(WHAT THE TASK REQUIRES) Go through the entries below and print each one exactly.

(EXERCISE INPUT)
§
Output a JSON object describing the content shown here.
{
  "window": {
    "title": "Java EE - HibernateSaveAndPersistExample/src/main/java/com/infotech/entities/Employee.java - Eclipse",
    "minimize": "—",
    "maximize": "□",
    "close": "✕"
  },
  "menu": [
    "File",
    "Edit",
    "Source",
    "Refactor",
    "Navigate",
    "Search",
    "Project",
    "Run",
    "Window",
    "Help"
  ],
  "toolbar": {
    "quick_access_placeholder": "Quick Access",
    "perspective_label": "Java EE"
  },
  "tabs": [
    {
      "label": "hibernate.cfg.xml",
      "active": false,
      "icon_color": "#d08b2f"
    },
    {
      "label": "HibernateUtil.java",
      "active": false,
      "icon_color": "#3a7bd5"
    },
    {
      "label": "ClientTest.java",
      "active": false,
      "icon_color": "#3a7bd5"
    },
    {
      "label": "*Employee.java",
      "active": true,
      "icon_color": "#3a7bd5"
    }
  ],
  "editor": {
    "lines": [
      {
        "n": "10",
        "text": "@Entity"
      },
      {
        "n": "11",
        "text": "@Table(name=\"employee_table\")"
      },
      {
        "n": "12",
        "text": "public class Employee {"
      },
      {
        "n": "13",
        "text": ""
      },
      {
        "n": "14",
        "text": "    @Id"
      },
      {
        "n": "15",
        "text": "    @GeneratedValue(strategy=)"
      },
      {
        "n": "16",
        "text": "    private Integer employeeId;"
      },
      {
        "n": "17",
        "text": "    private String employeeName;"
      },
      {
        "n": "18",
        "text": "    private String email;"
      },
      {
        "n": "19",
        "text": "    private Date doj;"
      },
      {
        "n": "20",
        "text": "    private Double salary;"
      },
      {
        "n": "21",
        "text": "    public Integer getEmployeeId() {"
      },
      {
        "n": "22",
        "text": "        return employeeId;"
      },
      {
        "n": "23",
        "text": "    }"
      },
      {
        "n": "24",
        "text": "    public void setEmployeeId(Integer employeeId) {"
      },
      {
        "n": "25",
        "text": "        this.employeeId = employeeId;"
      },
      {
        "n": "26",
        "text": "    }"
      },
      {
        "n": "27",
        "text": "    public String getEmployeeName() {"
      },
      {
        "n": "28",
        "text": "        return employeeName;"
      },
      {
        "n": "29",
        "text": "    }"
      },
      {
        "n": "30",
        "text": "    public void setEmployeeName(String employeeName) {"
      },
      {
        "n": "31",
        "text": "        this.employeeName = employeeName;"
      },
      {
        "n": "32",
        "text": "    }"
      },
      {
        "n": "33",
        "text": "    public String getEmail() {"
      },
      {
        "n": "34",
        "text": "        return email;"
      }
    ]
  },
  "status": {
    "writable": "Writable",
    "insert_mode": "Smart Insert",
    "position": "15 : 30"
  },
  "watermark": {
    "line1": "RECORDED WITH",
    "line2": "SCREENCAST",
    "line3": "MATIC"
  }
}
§
(EXERCISE ANSWER)
Output a JSON object describing the content shown here.
{
  "window": {
    "title": "Java EE - HibernateSaveAndPersistExample/src/main/java/com/infotech/entities/Employee.java - Eclipse",
    "minimize": "—",
    "maximize": "□",
    "close": "✕"
  },
  "menu": [
    "File",
    "Edit",
    "Source",
    "Refactor",
    "Navigate",
    "Search",
    "Project",
    "Run",
    "Window",
    "Help"
  ],
  "toolbar": {
    "quick_access_placeholder": "Quick Access",
    "perspective_label": "Java EE"
  },
  "tabs": [
    {
      "label": "hibernate.cfg.xml",
      "active": false,
      "icon_color": "#d08b2f"
    },
    {
      "label": "HibernateUtil.java",
      "active": false,
      "icon_color": "#3a7bd5"
    },
    {
      "label": "ClientTest.java",
      "active": false,
      "icon_color": "#3a7bd5"
    },
    {
      "label": "*Employee.java",
      "active": true,
      "icon_color": "#3a7bd5"
    }
  ],
  "editor": {
    "lines": [
      {
        "n": "10",
        "text": "@Entity"
      },
      {
        "n": "11",
        "text": "@Table(name=\"employee_table\")"
      },
      {
        "n": "12",
        "text": "public class Employee {"
      },
      {
        "n": "13",
        "text": ""
      },
      {
        "n": "14",
        "text": "    @Id"
      },
      {
        "n": "15",
        "text": "    @GeneratedValue(strategy=)"
      },
      {
        "n": "16",
        "text": "    private Integer employeeId;"
      },
      {
        "n": "17",
        "text": "    private String employeeName;"
      },
      {
        "n": "18",
        "text": "    private String email;"
      },
      {
        "n": "19",
        "text": "    private Date doj;"
      },
      {
        "n": "20",
        "text": "    private Double salary;"
      },
      {
        "n": "21",
        "text": "    public Integer getEmployeeId() {"
      },
      {
        "n": "22",
        "text": "        return employeeId;"
      },
      {
        "n": "23",
        "text": "    }"
      },
      {
        "n": "24",
        "text": "    public void setEmployeeId(Integer employeeId) {"
      },
      {
        "n": "25",
        "text": "        this.employeeId = employeeId;"
      },
      {
        "n": "26",
        "text": "    }"
      },
      {
        "n": "27",
        "text": "    public String getEmployeeName() {"
      },
      {
        "n": "28",
        "text": "        return employeeName;"
      },
      {
        "n": "29",
        "text": "    }"
      },
      {
        "n": "30",
        "text": "    public void setEmployeeName(String employeeName) {"
      },
      {
        "n": "31",
        "text": "        this.employeeName = employeeName;"
      },
      {
        "n": "32",
        "text": "    }"
      },
      {
        "n": "33",
        "text": "    public String getEmail() {"
      },
      {
        "n": "34",
        "text": "        return email;"
      }
    ]
  },
  "status": {
    "writable": "Writable",
    "insert_mode": "Smart Insert",
    "position": "15 : 30"
  },
  "watermark": {
    "line1": "RECORDED WITH",
    "line2": "SCREENCAST",
    "line3": "MATIC"
  }
}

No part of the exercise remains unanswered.